Aquaman #14 (1962)

Title Story 1: Aquaman's Secret Powers
Title Story 2: The Tyrant Ruler of Atlantis
Cover Title: The Tyrant King of Atlantis
Cover Date: April 1964
Indica Date: Mar-Apr 1964 (published Bi-Monthly)

Writer: Bob Haney
Artist: Nick Cardy
Lettering: Nick Cardy
Editor: George Kashdan
Cover: Nick Cardy

Cover Price: $0.12
Page Count:


Story 1: Aquaman's Secret Powers

A dying man gives Aquaman the power to transform himself four times. Each transformation will only last six hours, and can only be used once.

Aquaman uses the powers to stretch out and deliver a sick man to surgeons, then to become a balloon and rescue a sinking ship from a reef, then he transforms into a wall to protect a village from a tidal wave.
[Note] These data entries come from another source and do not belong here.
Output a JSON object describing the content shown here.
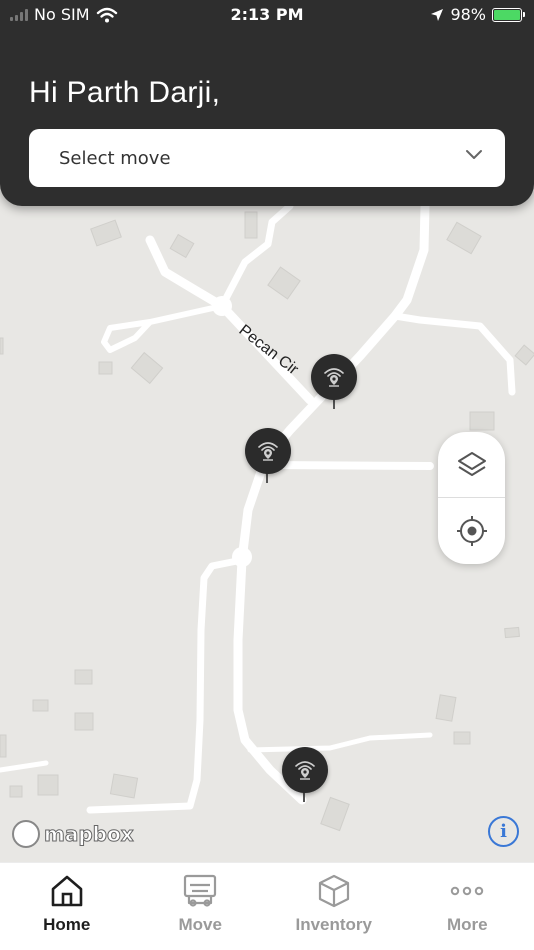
{
  "status_bar": {
    "carrier": "No SIM",
    "time": "2:13 PM",
    "battery": "98%"
  },
  "header": {
    "greeting": "Hi Parth Darji,"
  },
  "move_select": {
    "value": "Select move"
  },
  "map": {
    "street_label": "Pecan Cir",
    "attribution": "mapbox"
  },
  "tabs": [
    {
      "label": "Home",
      "icon": "home-icon",
      "active": true
    },
    {
      "label": "Move",
      "icon": "truck-icon",
      "active": false
    },
    {
      "label": "Inventory",
      "icon": "box-icon",
      "active": false
    },
    {
      "label": "More",
      "icon": "more-icon",
      "active": false
    }
  ],
  "colors": {
    "header_bg": "#2e2e2e",
    "marker_bg": "#2b2b2b",
    "info_blue": "#3a78d6",
    "battery_green": "#4cd964"
  }
}
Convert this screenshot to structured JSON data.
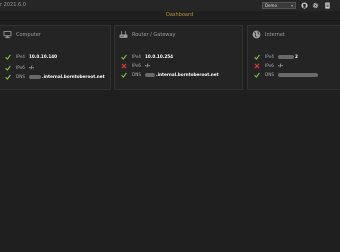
{
  "header": {
    "app_title": "r 2021.6.0",
    "environment_select": {
      "value": "Demo",
      "chevron": "chevron-down-icon"
    },
    "icons": [
      "github-icon",
      "gear-icon",
      "server-icon"
    ]
  },
  "nav": {
    "dashboard_label": "Dashboard"
  },
  "colors": {
    "ok": "#8bc34a",
    "fail": "#e53935",
    "accent": "#b69a3a"
  },
  "cards": [
    {
      "title": "Computer",
      "icon": "computer-icon",
      "rows": [
        {
          "status": "ok",
          "label": "IPv4",
          "value": "10.0.10.140"
        },
        {
          "status": "ok",
          "label": "IPv6",
          "value": "-/-"
        },
        {
          "status": "ok",
          "label": "DNS",
          "value": ".internal.borntoberoot.net"
        }
      ]
    },
    {
      "title": "Router / Gateway",
      "icon": "router-icon",
      "rows": [
        {
          "status": "ok",
          "label": "IPv4",
          "value": "10.0.10.254"
        },
        {
          "status": "fail",
          "label": "IPv6",
          "value": "-/-"
        },
        {
          "status": "ok",
          "label": "DNS",
          "value": ".internal.borntoberoot.net"
        }
      ]
    },
    {
      "title": "Internet",
      "icon": "globe-icon",
      "rows": [
        {
          "status": "ok",
          "label": "IPv4",
          "value": "2"
        },
        {
          "status": "fail",
          "label": "IPv6",
          "value": "-/-"
        },
        {
          "status": "ok",
          "label": "DNS",
          "value": ""
        }
      ]
    }
  ]
}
He's tired, and about to tell Aqualad what the last power is, when a helicopter makes an emergency landing and tells him about a crumbling bridge.

His last transformation is into a ten thousand-ton juggernaut. He holds up the crumbling bridge until a school bus full of children can escape, then wedges the bridge into the mountainside. He starts his trek back to water, but goes very slowly. He's afraid that he's going to be out of water longer than his hour, but manages to divert a river onto himself. He gets back to the sea safely, having used up all his magical transformations.

Story 2: The Tyrant Ruler of Atlantis

Aquaman (with Aqualad as chaperone) has a date with Mera. He's promised to show her Atlantis. Mera asks if Aquaman is King, and he says he's not, it's just his ancestral home. Suddenly, an underwater volcano erupts, and Aquaman diverts a rock hurtling toward Mera, but it knocks him unconscious. Mera uses her powers to get the trio out, and Aqualad and Mera take Aquaman to Atlantis where the doctors tend to him.

When Aquaman wakes up, though, he seriously believes himself to be King of Atlantis, with Mera as his Queen. The doctors suggest humouring him, and Aquaman runs rampant. He orders the fish to battle each other for his and Mera's amusement. When Aqualad protests, Aquaman attacks him. Mera traps Aquaman so he can't hurt Aqualad, and the Atlanteans put him in a lake of dense water that he can't easily escape from, so he can't harm anyone. They hope he'll come to his senses soon.

He orders octopi to help him, but they can't. When they release him, he knocks his head again, and comes to his senses. Another earthquake strikes, and Aquaman realizes he's in danger. He gets swordfish to push a rock into the lake of dense water, which pushes him out. He returns to Atlantis, and makes it clear he doesn't think he is king any more.

Mera mentions that he could become a king... by marrying her.


This cover is striking, especially after the way Mera was flirting with Aquaman at the end of last issue. Now she's ready to abandon him to his death? Certainly makes you want to read more. Ironically, you have to read a completely different story first...

Aquaman uses his fourth transformation to knock over a mountain and divert a river to him. I have to wonder if that did any damage to the local life.

Aquaman makes a horrid king. But the whole concept of Aquaman as King with Mera as Queen is first introduced here. It actually fits him well when he's sane.

Mera admits to Aqualad that she wants to be married to Aquaman. The insane tyrant isn't what she was thinking of, though.

The Atlanteans put Aquaman in the lake of dense water, then just leave him there. They don't even post a guard. If he does come back to his senses, how are they going to know?

Shorts in this issue: half-page "Little Pete" cartoon, one-page text piece about "The Fish Our of Time", and a one-page service announcement about senoir citizens.

There is a circulation statement in this issue. It states that the law that makes it necessary was passed Oct 23, 1962. The date of filing is October 1st, 1963. I don't know how far ahead the comics were actually published, but the editor of this book is given as George Kashdan.


Rating: 9

Two good stories, one with heavy foreshadowing of the future.

Review Date: 10 July 1998, By Laura Gjovaag